There are many positives to working as a contractor, with more flexible work patterns, better financial rewards and a greater variety of roles just a few of them.
But just like any form of work, it can be stressful at times too. Working in new environments with different people or being away from family can sometimes lead to feelings of isolation and loneliness for some.
Recent studies show that 60% of people have experienced a mental health issue, where work was a contributing factor.
Often with no immediate access to teammates, line managers or HR to fall back on when times get tough, it can be sometimes be difficult for contractors, freelancers or consultants to know where to turn for support.
Mental health tips
As part of our charity partnership with the Samaritans, we’ve drawn up a list of seven mental health and wellbeing tips, which we’re publishing to coincide with Mental Health Awareness Week 2019.
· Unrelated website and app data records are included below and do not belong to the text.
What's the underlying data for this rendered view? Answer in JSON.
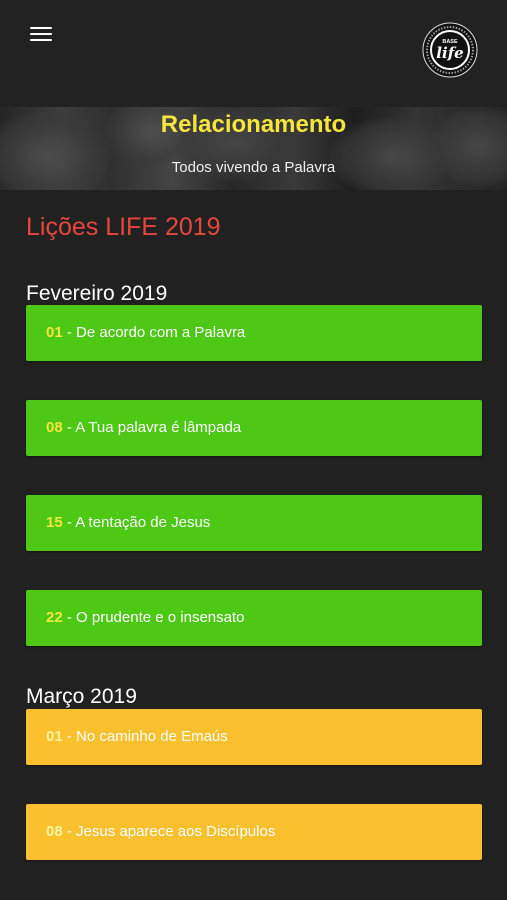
{
  "banner": {
    "title": "Relacionamento",
    "subtitle": "Todos vivendo a Palavra"
  },
  "logo": {
    "top_text": "BASE",
    "main_text": "life"
  },
  "page_title": "Lições LIFE 2019",
  "months": [
    {
      "label": "Fevereiro 2019",
      "color": "#4cc815",
      "lessons": [
        {
          "num": "01",
          "sep": " - ",
          "title": "De acordo com a Palavra"
        },
        {
          "num": "08",
          "sep": " - ",
          "title": "A Tua palavra é lâmpada"
        },
        {
          "num": "15",
          "sep": " - ",
          "title": "A tentação de Jesus"
        },
        {
          "num": "22",
          "sep": " - ",
          "title": "O prudente e o insensato"
        }
      ]
    },
    {
      "label": "Março 2019",
      "color": "#fbc02d",
      "lessons": [
        {
          "num": "01",
          "sep": " - ",
          "title": "No caminho de Emaús"
        },
        {
          "num": "08",
          "sep": " - ",
          "title": "Jesus aparece aos Discípulos"
        }
      ]
    }
  ],
  "icons": {
    "menu": "hamburger-menu-icon",
    "logo": "base-life-logo"
  }
}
The week, which runs, from 13-19 May, aims to inspire action to promote the message of good mental health for all, whilst also helping to build more awareness of what to look for when it comes to mental health issues.
It’s not something you may have even thought about, but it’s worth checking out our top tips below – which have been drawn up with the support of the Samaritans – to see if there are just a few small changes you can do to improve your own mental health and wellbeing.
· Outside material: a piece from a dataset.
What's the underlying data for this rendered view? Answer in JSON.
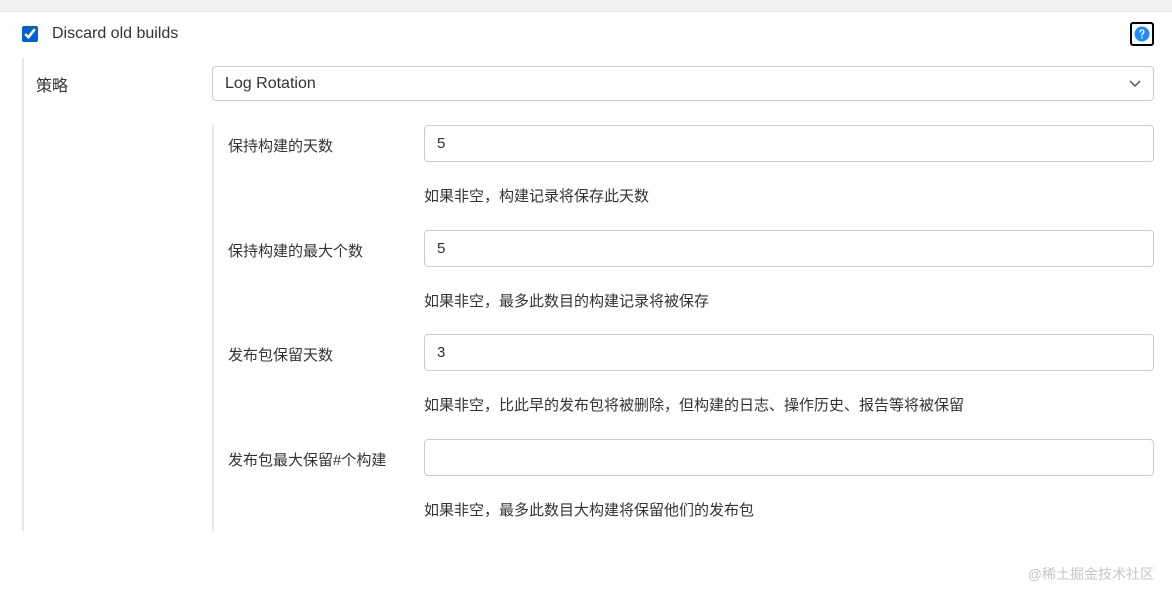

- Instead of emailing another person in your office, get up and talk to them or schedule a meeting. If that proves difficult because colleagues are in a different location, try a phone call, Skype or FaceTime meeting instead to boost your social interaction.
- Make sure you have a proper lunchtime, take breaks regularly and have a routine for stopping work at the end of the day. It’s easy to let these things slide when you’re trying to impress at work but it’s important to try and maintain a good work-life balance.
- Don’t say yes straight away to new work. Take some time to think it through and figure out if you can realistically fit it in to your current work and life schedule.
- If your contract means you’re working at the clients’ office, and you find that you’re spending a little longer than you should be at your desk, make sure you leave on time at least two nights a week by arranging to meet a friend – or if you have children, by taking the kids to a class. Put it in your work diary so you stick to it.
- If you’re working in an office environment, remember that your inbox will always be full. So, don’t try and clear everything in a day. And when possible, don’t answer emails as soon as they pop up.
- Keep track of your strengths and accomplishments. Set up a folder where you save positive emails from employers, colleagues and clients.
- Avoid constantly checking your emails. Turn off alerts and check them every few hours so you can get on with your work. Email is not an objective or an outcome!
Need a helping hand?
If you’re struggling to cope, the Samaritans are there to help. For more information and to talk to someone who understands, contact them directly on 116 123.